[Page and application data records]
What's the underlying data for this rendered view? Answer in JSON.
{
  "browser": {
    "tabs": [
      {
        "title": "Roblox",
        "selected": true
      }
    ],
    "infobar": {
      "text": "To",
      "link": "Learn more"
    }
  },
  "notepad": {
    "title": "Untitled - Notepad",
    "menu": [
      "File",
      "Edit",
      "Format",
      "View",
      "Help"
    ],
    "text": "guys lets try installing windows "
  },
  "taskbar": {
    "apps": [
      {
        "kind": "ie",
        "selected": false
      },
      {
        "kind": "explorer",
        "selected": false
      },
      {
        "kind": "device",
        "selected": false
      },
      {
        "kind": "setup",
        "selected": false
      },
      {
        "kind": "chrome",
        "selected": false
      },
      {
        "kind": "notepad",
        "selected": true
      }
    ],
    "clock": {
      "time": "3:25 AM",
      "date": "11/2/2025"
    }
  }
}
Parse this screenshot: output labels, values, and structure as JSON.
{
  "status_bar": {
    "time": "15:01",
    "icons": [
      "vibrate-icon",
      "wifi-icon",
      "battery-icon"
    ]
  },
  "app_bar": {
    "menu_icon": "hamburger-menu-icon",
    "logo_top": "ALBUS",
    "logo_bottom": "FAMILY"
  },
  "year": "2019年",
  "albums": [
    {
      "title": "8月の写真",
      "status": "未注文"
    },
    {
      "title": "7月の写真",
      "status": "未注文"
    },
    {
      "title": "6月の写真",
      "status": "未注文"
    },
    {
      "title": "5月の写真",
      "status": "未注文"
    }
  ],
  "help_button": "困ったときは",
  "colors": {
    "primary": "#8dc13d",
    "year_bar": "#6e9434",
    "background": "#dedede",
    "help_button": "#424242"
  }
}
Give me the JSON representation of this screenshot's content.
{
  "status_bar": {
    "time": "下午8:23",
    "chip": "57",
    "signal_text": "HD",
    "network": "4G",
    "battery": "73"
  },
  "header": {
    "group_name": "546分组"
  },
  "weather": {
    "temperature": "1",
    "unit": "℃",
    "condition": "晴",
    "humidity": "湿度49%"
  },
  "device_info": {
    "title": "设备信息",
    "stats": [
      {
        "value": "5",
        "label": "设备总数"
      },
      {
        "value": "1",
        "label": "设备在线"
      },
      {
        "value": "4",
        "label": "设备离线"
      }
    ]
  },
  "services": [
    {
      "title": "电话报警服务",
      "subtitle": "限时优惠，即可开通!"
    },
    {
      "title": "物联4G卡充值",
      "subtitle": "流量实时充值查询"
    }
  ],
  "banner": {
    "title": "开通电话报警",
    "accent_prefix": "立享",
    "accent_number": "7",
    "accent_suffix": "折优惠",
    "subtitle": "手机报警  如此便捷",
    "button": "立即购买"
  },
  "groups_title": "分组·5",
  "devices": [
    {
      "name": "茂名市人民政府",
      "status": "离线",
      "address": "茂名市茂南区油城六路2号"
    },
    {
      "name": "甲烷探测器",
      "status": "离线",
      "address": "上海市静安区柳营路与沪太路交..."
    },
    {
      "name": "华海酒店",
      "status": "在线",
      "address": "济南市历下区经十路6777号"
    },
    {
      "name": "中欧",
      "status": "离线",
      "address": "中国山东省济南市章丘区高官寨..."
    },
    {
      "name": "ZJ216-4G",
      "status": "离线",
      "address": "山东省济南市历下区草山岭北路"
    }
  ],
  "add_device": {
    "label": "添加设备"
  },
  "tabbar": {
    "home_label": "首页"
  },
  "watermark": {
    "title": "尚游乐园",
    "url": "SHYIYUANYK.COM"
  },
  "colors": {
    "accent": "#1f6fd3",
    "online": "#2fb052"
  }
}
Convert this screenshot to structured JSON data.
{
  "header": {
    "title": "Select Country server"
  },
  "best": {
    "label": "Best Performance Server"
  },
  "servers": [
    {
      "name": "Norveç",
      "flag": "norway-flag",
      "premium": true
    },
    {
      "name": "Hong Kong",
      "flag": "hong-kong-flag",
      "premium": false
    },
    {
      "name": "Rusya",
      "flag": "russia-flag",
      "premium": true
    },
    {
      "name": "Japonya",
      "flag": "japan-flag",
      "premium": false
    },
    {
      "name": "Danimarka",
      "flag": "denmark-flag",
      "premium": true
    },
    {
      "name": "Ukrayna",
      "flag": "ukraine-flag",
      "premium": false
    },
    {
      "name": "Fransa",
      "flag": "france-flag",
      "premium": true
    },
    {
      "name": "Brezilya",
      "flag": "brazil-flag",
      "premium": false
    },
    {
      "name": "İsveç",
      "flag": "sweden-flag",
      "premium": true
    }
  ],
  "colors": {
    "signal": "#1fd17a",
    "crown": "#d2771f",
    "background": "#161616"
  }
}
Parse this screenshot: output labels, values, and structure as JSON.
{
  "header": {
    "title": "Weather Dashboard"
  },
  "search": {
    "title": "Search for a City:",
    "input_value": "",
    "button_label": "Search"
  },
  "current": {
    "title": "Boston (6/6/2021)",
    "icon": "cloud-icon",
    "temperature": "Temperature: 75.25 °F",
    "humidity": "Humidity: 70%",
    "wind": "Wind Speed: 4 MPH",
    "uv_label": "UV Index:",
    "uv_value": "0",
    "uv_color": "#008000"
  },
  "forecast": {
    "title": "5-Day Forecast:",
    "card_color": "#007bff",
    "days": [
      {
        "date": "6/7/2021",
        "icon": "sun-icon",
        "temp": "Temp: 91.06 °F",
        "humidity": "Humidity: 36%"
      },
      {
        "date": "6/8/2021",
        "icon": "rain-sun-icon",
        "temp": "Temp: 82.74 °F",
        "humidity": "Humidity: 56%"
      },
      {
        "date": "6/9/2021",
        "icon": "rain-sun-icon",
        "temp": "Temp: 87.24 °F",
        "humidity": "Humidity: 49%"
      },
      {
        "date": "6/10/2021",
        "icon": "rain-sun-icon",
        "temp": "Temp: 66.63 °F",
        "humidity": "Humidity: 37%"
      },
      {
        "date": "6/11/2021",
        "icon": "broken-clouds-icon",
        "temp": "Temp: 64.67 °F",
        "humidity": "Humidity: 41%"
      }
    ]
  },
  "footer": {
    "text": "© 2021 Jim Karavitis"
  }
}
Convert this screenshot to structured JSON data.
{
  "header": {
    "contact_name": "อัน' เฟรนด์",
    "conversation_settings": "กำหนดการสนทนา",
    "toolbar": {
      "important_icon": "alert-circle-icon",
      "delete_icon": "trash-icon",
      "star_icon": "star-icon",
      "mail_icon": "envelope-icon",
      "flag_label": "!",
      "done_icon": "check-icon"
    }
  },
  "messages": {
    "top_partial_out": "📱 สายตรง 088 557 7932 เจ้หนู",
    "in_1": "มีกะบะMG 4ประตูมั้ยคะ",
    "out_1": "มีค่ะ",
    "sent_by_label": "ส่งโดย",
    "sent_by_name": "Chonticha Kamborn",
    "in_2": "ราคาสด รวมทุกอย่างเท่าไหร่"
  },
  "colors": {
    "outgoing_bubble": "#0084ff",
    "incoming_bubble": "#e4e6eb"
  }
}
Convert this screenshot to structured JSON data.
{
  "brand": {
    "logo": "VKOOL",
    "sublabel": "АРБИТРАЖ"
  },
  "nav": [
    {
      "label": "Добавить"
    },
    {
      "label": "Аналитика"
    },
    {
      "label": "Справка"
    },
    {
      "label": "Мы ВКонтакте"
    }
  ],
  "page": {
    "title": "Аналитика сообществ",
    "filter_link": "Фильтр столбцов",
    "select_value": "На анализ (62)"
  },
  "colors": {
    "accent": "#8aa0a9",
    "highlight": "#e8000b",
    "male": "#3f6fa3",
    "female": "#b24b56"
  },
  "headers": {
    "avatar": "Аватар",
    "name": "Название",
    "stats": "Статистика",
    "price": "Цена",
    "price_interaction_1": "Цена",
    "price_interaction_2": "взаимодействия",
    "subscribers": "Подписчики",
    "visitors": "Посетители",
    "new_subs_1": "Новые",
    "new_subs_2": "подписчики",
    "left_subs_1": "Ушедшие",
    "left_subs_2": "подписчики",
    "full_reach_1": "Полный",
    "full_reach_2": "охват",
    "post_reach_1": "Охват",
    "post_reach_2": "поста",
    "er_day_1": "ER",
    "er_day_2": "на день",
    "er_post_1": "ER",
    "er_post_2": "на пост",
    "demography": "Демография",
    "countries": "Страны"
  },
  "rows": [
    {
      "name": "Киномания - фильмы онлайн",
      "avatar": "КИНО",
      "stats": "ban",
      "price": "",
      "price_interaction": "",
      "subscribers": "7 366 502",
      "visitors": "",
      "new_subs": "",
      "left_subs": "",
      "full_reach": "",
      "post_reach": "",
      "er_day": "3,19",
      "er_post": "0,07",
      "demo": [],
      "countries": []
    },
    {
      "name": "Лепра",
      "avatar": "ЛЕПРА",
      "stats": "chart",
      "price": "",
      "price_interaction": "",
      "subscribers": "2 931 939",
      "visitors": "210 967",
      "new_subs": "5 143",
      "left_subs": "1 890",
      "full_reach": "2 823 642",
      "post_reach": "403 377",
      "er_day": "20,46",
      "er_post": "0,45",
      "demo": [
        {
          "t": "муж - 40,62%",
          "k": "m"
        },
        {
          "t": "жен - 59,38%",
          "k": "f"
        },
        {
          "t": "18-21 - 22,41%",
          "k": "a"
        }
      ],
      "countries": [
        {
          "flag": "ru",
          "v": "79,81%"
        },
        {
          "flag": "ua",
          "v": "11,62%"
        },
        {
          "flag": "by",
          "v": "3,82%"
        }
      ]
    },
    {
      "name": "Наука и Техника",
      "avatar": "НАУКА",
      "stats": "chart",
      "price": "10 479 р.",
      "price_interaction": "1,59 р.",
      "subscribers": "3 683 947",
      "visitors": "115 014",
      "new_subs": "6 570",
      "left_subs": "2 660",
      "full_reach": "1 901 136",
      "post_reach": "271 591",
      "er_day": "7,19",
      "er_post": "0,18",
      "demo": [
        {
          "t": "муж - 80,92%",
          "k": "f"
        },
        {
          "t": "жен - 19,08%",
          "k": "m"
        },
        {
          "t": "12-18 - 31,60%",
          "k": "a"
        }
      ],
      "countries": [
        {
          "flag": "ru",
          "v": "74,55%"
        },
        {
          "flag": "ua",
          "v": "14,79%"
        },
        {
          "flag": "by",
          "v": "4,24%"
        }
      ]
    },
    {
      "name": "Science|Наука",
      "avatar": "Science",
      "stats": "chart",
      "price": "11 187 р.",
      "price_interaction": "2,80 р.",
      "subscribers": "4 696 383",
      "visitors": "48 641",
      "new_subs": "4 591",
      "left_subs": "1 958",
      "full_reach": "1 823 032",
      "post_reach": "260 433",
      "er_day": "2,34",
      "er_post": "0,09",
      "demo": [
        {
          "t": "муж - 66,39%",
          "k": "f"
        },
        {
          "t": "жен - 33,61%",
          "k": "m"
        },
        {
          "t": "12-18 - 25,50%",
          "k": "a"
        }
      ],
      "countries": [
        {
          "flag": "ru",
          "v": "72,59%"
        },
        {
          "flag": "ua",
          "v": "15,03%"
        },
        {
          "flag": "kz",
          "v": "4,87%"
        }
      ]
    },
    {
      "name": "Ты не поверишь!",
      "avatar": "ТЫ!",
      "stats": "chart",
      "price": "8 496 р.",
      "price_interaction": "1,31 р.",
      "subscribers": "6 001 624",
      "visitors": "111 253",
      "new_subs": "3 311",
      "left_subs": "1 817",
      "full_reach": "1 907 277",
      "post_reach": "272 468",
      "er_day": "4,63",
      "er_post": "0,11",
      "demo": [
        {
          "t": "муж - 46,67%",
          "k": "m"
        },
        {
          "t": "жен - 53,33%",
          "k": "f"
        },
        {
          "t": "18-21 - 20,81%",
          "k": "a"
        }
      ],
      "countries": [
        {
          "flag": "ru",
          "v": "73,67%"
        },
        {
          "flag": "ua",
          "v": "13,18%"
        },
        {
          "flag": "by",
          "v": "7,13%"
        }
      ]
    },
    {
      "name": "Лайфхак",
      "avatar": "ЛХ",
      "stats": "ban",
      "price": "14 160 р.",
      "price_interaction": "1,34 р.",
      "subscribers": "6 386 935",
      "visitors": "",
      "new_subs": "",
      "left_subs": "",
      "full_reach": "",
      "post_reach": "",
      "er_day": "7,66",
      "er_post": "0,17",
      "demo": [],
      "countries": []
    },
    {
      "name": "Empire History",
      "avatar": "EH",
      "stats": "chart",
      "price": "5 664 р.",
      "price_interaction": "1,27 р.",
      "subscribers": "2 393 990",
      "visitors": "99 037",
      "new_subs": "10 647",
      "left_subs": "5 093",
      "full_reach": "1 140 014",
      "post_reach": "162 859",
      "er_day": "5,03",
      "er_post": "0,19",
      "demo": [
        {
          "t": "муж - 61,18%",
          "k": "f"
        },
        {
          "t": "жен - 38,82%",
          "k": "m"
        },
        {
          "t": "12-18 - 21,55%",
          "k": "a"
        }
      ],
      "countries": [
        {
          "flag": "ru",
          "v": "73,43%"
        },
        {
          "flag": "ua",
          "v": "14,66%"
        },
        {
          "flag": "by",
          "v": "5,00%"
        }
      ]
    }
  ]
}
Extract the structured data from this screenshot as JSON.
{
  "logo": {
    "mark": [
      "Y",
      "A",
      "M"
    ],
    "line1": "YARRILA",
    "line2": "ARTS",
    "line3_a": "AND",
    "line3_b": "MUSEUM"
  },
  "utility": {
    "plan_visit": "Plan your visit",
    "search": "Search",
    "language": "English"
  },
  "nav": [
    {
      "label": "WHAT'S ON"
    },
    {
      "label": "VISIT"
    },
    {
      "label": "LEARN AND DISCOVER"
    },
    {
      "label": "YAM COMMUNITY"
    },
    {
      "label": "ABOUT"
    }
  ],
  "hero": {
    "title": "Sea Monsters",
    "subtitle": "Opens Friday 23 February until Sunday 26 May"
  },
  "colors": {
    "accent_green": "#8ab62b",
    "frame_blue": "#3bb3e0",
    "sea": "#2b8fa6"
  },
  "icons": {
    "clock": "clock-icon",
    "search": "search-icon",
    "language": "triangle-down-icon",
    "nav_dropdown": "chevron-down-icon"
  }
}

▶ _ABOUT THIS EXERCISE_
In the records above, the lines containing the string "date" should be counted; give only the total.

▶ _TASK RESPONSE_
6